__Data for this exercise__.
□ □ □ □ □
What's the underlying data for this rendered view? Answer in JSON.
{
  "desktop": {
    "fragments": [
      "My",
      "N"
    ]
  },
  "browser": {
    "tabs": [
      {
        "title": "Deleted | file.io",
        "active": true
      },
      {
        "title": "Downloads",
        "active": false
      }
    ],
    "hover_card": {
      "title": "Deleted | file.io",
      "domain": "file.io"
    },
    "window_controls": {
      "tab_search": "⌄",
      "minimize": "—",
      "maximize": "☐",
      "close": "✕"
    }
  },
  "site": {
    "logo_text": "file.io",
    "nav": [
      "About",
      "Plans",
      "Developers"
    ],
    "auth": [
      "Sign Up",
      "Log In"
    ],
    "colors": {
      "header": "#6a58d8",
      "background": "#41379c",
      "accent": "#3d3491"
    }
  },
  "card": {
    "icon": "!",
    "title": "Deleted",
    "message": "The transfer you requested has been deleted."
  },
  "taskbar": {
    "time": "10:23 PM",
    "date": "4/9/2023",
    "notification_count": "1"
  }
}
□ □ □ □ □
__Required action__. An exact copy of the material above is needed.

__Your response__.
What's the underlying data for this rendered view? Answer in JSON.
{
  "desktop": {
    "fragments": [
      "My",
      "N"
    ]
  },
  "browser": {
    "tabs": [
      {
        "title": "Deleted | file.io",
        "active": true
      },
      {
        "title": "Downloads",
        "active": false
      }
    ],
    "hover_card": {
      "title": "Deleted | file.io",
      "domain": "file.io"
    },
    "window_controls": {
      "tab_search": "⌄",
      "minimize": "—",
      "maximize": "☐",
      "close": "✕"
    }
  },
  "site": {
    "logo_text": "file.io",
    "nav": [
      "About",
      "Plans",
      "Developers"
    ],
    "auth": [
      "Sign Up",
      "Log In"
    ],
    "colors": {
      "header": "#6a58d8",
      "background": "#41379c",
      "accent": "#3d3491"
    }
  },
  "card": {
    "icon": "!",
    "title": "Deleted",
    "message": "The transfer you requested has been deleted."
  },
  "taskbar": {
    "time": "10:23 PM",
    "date": "4/9/2023",
    "notification_count": "1"
  }
}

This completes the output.